Data excerpts ::
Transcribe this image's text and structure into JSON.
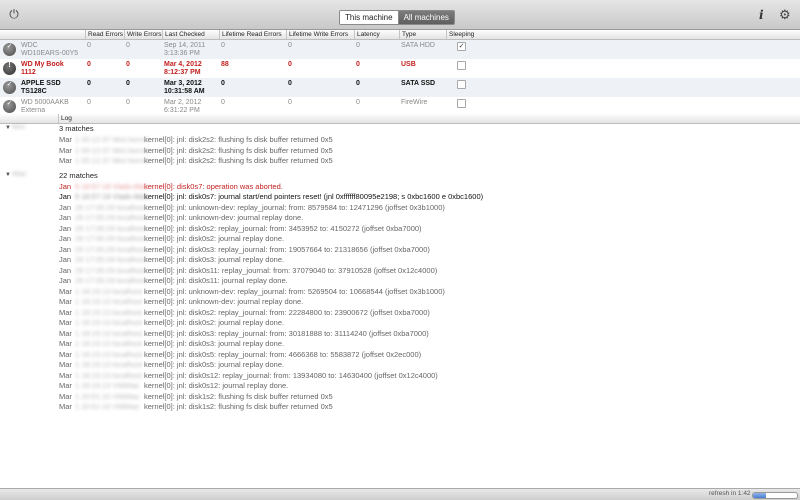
{
  "toolbar": {
    "power_icon": "power-icon",
    "tabs": [
      "This machine",
      "All machines"
    ],
    "selected_tab": "All machines",
    "info_label": "i",
    "gear_icon": "gear-icon"
  },
  "disk_table": {
    "columns": [
      "Read Errors",
      "Write Errors",
      "Last Checked",
      "Lifetime Read Errors",
      "Lifetime Write Errors",
      "Latency",
      "Type",
      "Sleeping"
    ],
    "rows": [
      {
        "name_line1": "WDC",
        "name_line2": "WD10EARS-00Y5",
        "status": "ok",
        "read_errors": "0",
        "write_errors": "0",
        "last_checked_date": "Sep 14, 2011",
        "last_checked_time": "3:13:36 PM",
        "lifetime_read": "0",
        "lifetime_write": "0",
        "latency": "0",
        "type": "SATA HDD",
        "sleeping": true,
        "style": "gray"
      },
      {
        "name_line1": "WD My Book",
        "name_line2": "1112",
        "status": "error",
        "read_errors": "0",
        "write_errors": "0",
        "last_checked_date": "Mar 4, 2012",
        "last_checked_time": "8:12:37 PM",
        "lifetime_read": "88",
        "lifetime_write": "0",
        "latency": "0",
        "type": "USB",
        "sleeping": false,
        "style": "red"
      },
      {
        "name_line1": "APPLE SSD",
        "name_line2": "TS128C",
        "status": "ok",
        "read_errors": "0",
        "write_errors": "0",
        "last_checked_date": "Mar 3, 2012",
        "last_checked_time": "10:31:58 AM",
        "lifetime_read": "0",
        "lifetime_write": "0",
        "latency": "0",
        "type": "SATA SSD",
        "sleeping": false,
        "style": "black"
      },
      {
        "name_line1": "WD 5000AAKB",
        "name_line2": "Externa",
        "status": "ok",
        "read_errors": "0",
        "write_errors": "0",
        "last_checked_date": "Mar 2, 2012",
        "last_checked_time": "6:31:22 PM",
        "lifetime_read": "0",
        "lifetime_write": "0",
        "latency": "0",
        "type": "FireWire",
        "sleeping": false,
        "style": "gray"
      }
    ]
  },
  "log": {
    "header": "Log",
    "groups": [
      {
        "machine": "Mini",
        "matches": "3 matches",
        "lines": [
          {
            "month": "Mar",
            "meta": "1 00:12:37 Mini kernel",
            "text": "kernel[0]: jnl: disk2s2: flushing fs disk buffer returned 0x5",
            "style": "normal"
          },
          {
            "month": "Mar",
            "meta": "1 00:12:37 Mini kernel",
            "text": "kernel[0]: jnl: disk2s2: flushing fs disk buffer returned 0x5",
            "style": "normal"
          },
          {
            "month": "Mar",
            "meta": "1 00:12:37 Mini kernel",
            "text": "kernel[0]: jnl: disk2s2: flushing fs disk buffer returned 0x5",
            "style": "normal"
          }
        ]
      },
      {
        "machine": "iMac",
        "matches": "22 matches",
        "lines": [
          {
            "month": "Jan",
            "meta": "5 16:57:19 Vlads-iMac",
            "text": "kernel[0]: disk0s7: operation was aborted.",
            "style": "red"
          },
          {
            "month": "Jan",
            "meta": "5 16:57:19 Vlads-iMac",
            "text": "kernel[0]: jnl: disk0s7: journal start/end pointers reset! (jnl 0xffffff80095e2198; s 0xbc1600 e 0xbc1600)",
            "style": "bold"
          },
          {
            "month": "Jan",
            "meta": "29 17:05:29 localhost",
            "text": "kernel[0]: jnl: unknown-dev: replay_journal: from: 8579584 to: 12471296 (joffset 0x3b1000)",
            "style": "normal"
          },
          {
            "month": "Jan",
            "meta": "29 17:05:29 localhost",
            "text": "kernel[0]: jnl: unknown-dev: journal replay done.",
            "style": "normal"
          },
          {
            "month": "Jan",
            "meta": "29 17:05:29 localhost",
            "text": "kernel[0]: jnl: disk0s2: replay_journal: from: 3453952 to: 4150272 (joffset 0xba7000)",
            "style": "normal"
          },
          {
            "month": "Jan",
            "meta": "29 17:05:29 localhost",
            "text": "kernel[0]: jnl: disk0s2: journal replay done.",
            "style": "normal"
          },
          {
            "month": "Jan",
            "meta": "29 17:05:29 localhost",
            "text": "kernel[0]: jnl: disk0s3: replay_journal: from: 19057664 to: 21318656 (joffset 0xba7000)",
            "style": "normal"
          },
          {
            "month": "Jan",
            "meta": "29 17:05:29 localhost",
            "text": "kernel[0]: jnl: disk0s3: journal replay done.",
            "style": "normal"
          },
          {
            "month": "Jan",
            "meta": "29 17:05:29 localhost",
            "text": "kernel[0]: jnl: disk0s11: replay_journal: from: 37079040 to: 37910528 (joffset 0x12c4000)",
            "style": "normal"
          },
          {
            "month": "Jan",
            "meta": "29 17:05:29 localhost",
            "text": "kernel[0]: jnl: disk0s11: journal replay done.",
            "style": "normal"
          },
          {
            "month": "Mar",
            "meta": "1 18:15:13 localhost",
            "text": "kernel[0]: jnl: unknown-dev: replay_journal: from: 5269504 to: 10668544 (joffset 0x3b1000)",
            "style": "normal"
          },
          {
            "month": "Mar",
            "meta": "1 18:15:13 localhost",
            "text": "kernel[0]: jnl: unknown-dev: journal replay done.",
            "style": "normal"
          },
          {
            "month": "Mar",
            "meta": "1 18:15:13 localhost",
            "text": "kernel[0]: jnl: disk0s2: replay_journal: from: 22284800 to: 23900672 (joffset 0xba7000)",
            "style": "normal"
          },
          {
            "month": "Mar",
            "meta": "1 18:15:13 localhost",
            "text": "kernel[0]: jnl: disk0s2: journal replay done.",
            "style": "normal"
          },
          {
            "month": "Mar",
            "meta": "1 18:15:13 localhost",
            "text": "kernel[0]: jnl: disk0s3: replay_journal: from: 30181888 to: 31114240 (joffset 0xba7000)",
            "style": "normal"
          },
          {
            "month": "Mar",
            "meta": "1 18:15:13 localhost",
            "text": "kernel[0]: jnl: disk0s3: journal replay done.",
            "style": "normal"
          },
          {
            "month": "Mar",
            "meta": "1 18:15:13 localhost",
            "text": "kernel[0]: jnl: disk0s5: replay_journal: from: 4666368 to: 5583872 (joffset 0x2ec000)",
            "style": "normal"
          },
          {
            "month": "Mar",
            "meta": "1 18:15:13 localhost",
            "text": "kernel[0]: jnl: disk0s5: journal replay done.",
            "style": "normal"
          },
          {
            "month": "Mar",
            "meta": "1 18:15:13 localhost",
            "text": "kernel[0]: jnl: disk0s12: replay_journal: from: 13934080 to: 14630400 (joffset 0x12c4000)",
            "style": "normal"
          },
          {
            "month": "Mar",
            "meta": "1 18:15:13 VMiMac",
            "text": "kernel[0]: jnl: disk0s12: journal replay done.",
            "style": "normal"
          },
          {
            "month": "Mar",
            "meta": "1 20:51:10 VMiMac",
            "text": "kernel[0]: jnl: disk1s2: flushing fs disk buffer returned 0x5",
            "style": "normal"
          },
          {
            "month": "Mar",
            "meta": "1 20:51:10 VMiMac",
            "text": "kernel[0]: jnl: disk1s2: flushing fs disk buffer returned 0x5",
            "style": "normal"
          }
        ]
      }
    ]
  },
  "status_bar": {
    "refresh_text": "refresh in 1:42",
    "refresh_progress": 0.3
  }
}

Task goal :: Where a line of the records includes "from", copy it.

Written solution ::
            "text": "kernel[0]: jnl: unknown-dev: replay_journal: from: 8579584 to: 12471296 (joffset 0x3b1000)",
            "text": "kernel[0]: jnl: disk0s2: replay_journal: from: 3453952 to: 4150272 (joffset 0xba7000)",
            "text": "kernel[0]: jnl: disk0s3: replay_journal: from: 19057664 to: 21318656 (joffset 0xba7000)",
            "text": "kernel[0]: jnl: disk0s11: replay_journal: from: 37079040 to: 37910528 (joffset 0x12c4000)",
            "text": "kernel[0]: jnl: unknown-dev: replay_journal: from: 5269504 to: 10668544 (joffset 0x3b1000)",
            "text": "kernel[0]: jnl: disk0s2: replay_journal: from: 22284800 to: 23900672 (joffset 0xba7000)",
            "text": "kernel[0]: jnl: disk0s3: replay_journal: from: 30181888 to: 31114240 (joffset 0xba7000)",
            "text": "kernel[0]: jnl: disk0s5: replay_journal: from: 4666368 to: 5583872 (joffset 0x2ec000)",
            "text": "kernel[0]: jnl: disk0s12: replay_journal: from: 13934080 to: 14630400 (joffset 0x12c4000)",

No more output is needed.